But did all that drama go down in real life? For example, did Prince Philip’s uncle Lord Mountbatten (played by Charles Dance) actually participate in a plan to overthrow Prime Minister Harold Wilson, as shown in episode five? While reports vary, ELLE.com spoke with Andrew Lownie, the author of The Mountbattens: Their Lives and Loves, to find out what really happened.
The Alleged Coup
Some context: By 1968, Prime Minister Harold Wilson’s government was beset with economic problems and industrial unrest, Lownie explains. “There were concerns about cuts in the armed forces, a belief that public spending needed to be reduced, and tougher laws needed against the trade unions,” he said. “There were also allegations that Wilson was a Soviet agent. Against that backdrop, Mountbatten, who had always harbored political ambitions, was approached to act as a figurehead in a national argument by two newspapermen, Hugh Cudlipp and Cecil King.”
According to Lownie, Mountbatten claims he had one meeting with the men and told them the suggestion was rank treachery. But the truth, Lownie says, is that Mountbatten actually made suggestions for possible members of the government. “He then tried to backtrack by liaising with fellow conspirators to get their stories straight.”
But much of the correspondence between the parties involved in planning the aborted coup has disappeared from public archives, Lownie says. “The correspondence has either been lost or more likely deliberately removed from the deposits at the universities of East Anglia, Cardiff and Southampton,” he says.” The suspicion has to be that it incriminates the letter writers and others and suggests they were more heavily involved in the coup than [previously] realized.”
The Queen’s Involvement
Did the Queen actually have a role in dissuading Mountbatten, as the episode portrays? Lownie explains, “Mountbatten was loyal to the crown and would not have wished to displace the queen, so it is difficult to understand how he was lured into going so far. One suggestion is blackmail over his private life.” While some say advisors and family talked him out of involvement, Lownie says one historian, Alex von Tunzelman, has suggested it was in fact the queen.
Lord Mountbatten and Princess Alice

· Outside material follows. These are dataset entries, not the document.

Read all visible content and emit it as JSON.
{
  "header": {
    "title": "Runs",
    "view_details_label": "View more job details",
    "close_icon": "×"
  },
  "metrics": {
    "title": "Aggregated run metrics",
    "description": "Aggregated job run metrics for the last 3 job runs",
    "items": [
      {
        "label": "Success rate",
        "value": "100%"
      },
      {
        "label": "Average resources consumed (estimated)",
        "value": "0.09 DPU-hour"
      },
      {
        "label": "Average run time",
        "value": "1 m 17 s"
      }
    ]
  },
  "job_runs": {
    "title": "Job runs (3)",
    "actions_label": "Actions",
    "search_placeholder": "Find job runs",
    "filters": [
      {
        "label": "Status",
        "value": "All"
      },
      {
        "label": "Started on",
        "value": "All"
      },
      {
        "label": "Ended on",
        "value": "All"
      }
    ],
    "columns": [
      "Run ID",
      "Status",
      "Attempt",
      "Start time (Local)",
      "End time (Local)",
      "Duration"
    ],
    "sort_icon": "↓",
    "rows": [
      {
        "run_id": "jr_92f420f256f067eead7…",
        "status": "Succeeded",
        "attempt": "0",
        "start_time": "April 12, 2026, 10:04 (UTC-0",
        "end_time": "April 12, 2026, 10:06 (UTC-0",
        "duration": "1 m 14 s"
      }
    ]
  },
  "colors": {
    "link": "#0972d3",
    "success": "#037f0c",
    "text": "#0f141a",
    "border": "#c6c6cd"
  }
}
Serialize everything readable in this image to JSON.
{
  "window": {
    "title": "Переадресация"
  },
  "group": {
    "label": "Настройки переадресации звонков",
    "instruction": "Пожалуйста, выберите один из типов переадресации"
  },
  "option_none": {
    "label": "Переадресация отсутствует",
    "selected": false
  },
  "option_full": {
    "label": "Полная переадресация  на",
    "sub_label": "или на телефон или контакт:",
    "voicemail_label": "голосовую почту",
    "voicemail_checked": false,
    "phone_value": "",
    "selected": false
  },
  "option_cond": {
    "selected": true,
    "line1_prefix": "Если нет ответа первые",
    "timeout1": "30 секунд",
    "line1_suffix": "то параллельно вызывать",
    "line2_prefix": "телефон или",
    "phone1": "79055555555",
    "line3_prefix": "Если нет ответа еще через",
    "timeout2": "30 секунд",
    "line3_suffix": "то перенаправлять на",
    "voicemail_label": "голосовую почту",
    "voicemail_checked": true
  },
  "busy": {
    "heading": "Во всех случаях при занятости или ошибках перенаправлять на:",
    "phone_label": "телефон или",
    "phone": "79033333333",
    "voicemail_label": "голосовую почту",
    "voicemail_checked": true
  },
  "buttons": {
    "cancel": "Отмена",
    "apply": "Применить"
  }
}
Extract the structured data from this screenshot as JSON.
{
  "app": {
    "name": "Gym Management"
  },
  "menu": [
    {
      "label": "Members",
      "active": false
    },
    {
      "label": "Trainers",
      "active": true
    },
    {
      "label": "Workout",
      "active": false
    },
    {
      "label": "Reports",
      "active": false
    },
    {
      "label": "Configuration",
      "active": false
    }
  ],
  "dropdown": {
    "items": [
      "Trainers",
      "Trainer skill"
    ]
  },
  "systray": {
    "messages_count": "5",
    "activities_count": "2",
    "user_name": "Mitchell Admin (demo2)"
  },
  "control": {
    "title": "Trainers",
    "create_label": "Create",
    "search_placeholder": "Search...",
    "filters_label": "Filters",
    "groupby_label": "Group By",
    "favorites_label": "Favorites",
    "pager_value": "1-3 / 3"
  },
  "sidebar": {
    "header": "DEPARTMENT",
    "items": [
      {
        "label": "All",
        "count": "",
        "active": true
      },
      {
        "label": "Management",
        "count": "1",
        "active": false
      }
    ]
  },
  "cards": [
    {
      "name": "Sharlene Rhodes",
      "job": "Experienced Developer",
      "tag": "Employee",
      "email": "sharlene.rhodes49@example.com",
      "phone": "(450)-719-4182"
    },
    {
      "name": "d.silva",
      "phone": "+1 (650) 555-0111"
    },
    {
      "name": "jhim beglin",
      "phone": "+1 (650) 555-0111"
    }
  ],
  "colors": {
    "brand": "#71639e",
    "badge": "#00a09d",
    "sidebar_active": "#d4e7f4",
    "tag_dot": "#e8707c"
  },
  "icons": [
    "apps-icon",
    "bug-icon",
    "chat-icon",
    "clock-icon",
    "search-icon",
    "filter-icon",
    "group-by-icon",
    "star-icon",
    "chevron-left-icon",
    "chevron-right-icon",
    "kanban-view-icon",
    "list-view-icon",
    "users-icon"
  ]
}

At the end of the episode, after the queen scolds Mountbatten, he goes to visit his sick sister, Princess Alice, and the episode alludes to the fact that the two don’t spend much time together. According to Lownie, Princess Alice was 15 years older than Mountbatten and went to live abroad with her husband while he was still a child. “He saw little of her, apart from the two years before her death when she lived at Buckingham Palace,” he said. “But he was certainly close to her son Prince Philip, whom he helped bring up after she was sent to an asylum in 1930.”